=== Task directions ===
Return every entry below word for word and leave out any picture.

=== Data to process ===

Segment Open

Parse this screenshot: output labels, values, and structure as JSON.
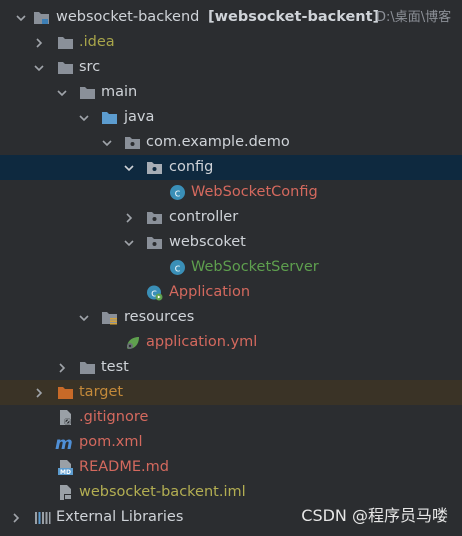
{
  "project": {
    "name": "websocket-backend",
    "module": "[websocket-backent]",
    "path": "D:\\桌面\\博客"
  },
  "tree": {
    "idea": ".idea",
    "src": "src",
    "main": "main",
    "java": "java",
    "package": "com.example.demo",
    "config": "config",
    "websocket_config": "WebSocketConfig",
    "controller": "controller",
    "webscoket": "webscoket",
    "websocket_server": "WebSocketServer",
    "application": "Application",
    "resources": "resources",
    "application_yml": "application.yml",
    "test": "test",
    "target": "target",
    "gitignore": ".gitignore",
    "pom": "pom.xml",
    "readme": "README.md",
    "iml": "websocket-backent.iml",
    "external_libraries": "External Libraries"
  },
  "watermark": "CSDN @程序员马喽",
  "colors": {
    "background": "#2b2d30",
    "selected_row": "#0e293f",
    "target_row": "#3a3326",
    "folder": "#8a9099",
    "source_folder": "#5c9ccf",
    "resource_folder": "#8a9099",
    "excluded_folder": "#c86a28",
    "class_icon": "#3a8fb7",
    "red_text": "#d4695e",
    "green_text": "#5e9f4e",
    "olive_text": "#a8a54a"
  }
}
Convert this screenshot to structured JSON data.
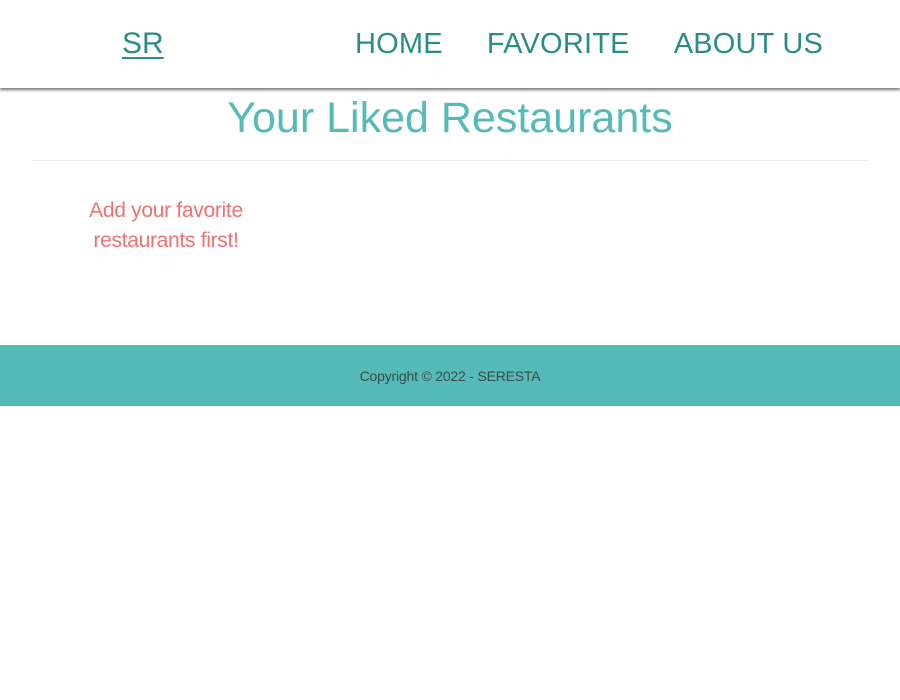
{
  "header": {
    "brand": "SR",
    "nav": [
      {
        "label": "HOME"
      },
      {
        "label": "FAVORITE"
      },
      {
        "label": "ABOUT US"
      }
    ]
  },
  "main": {
    "title": "Your Liked Restaurants",
    "empty_message": "Add your favorite restaurants first!"
  },
  "footer": {
    "copyright": "Copyright © 2022 - SERESTA"
  },
  "colors": {
    "primary": "#2a8c8a",
    "accent": "#55bbb9",
    "empty_state": "#f07070"
  }
}
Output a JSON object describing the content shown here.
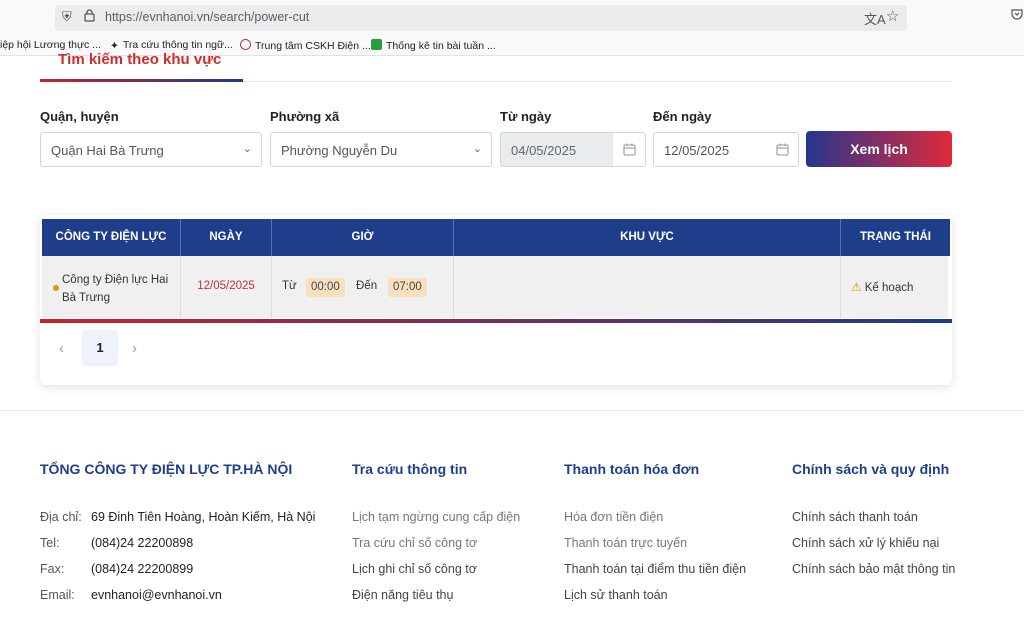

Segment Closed

=== Finished exercise ===
Parse this screenshot: output labels, values, and structure as JSON.
{
  "project": {
    "name": "websocket-backend",
    "module": "[websocket-backent]",
    "path": "D:\\桌面\\博客"
  },
  "tree": {
    "idea": ".idea",
    "src": "src",
    "main": "main",
    "java": "java",
    "package": "com.example.demo",
    "config": "config",
    "websocket_config": "WebSocketConfig",
    "controller": "controller",
    "webscoket": "webscoket",
    "websocket_server": "WebSocketServer",
    "application": "Application",
    "resources": "resources",
    "application_yml": "application.yml",
    "test": "test",
    "target": "target",
    "gitignore": ".gitignore",
    "pom": "pom.xml",
    "readme": "README.md",
    "iml": "websocket-backent.iml",
    "external_libraries": "External Libraries"
  },
  "watermark": "CSDN @程序员马喽",
  "colors": {
    "background": "#2b2d30",
    "selected_row": "#0e293f",
    "target_row": "#3a3326",
    "folder": "#8a9099",
    "source_folder": "#5c9ccf",
    "resource_folder": "#8a9099",
    "excluded_folder": "#c86a28",
    "class_icon": "#3a8fb7",
    "red_text": "#d4695e",
    "green_text": "#5e9f4e",
    "olive_text": "#a8a54a"
  }
}
Convert this screenshot to structured JSON data.
{
  "header": {
    "brand": "SR",
    "nav": [
      {
        "label": "HOME"
      },
      {
        "label": "FAVORITE"
      },
      {
        "label": "ABOUT US"
      }
    ]
  },
  "main": {
    "title": "Your Liked Restaurants",
    "empty_message": "Add your favorite restaurants first!"
  },
  "footer": {
    "copyright": "Copyright © 2022 - SERESTA"
  },
  "colors": {
    "primary": "#2a8c8a",
    "accent": "#55bbb9",
    "empty_state": "#f07070"
  }
}
Output a JSON object describing the content shown here.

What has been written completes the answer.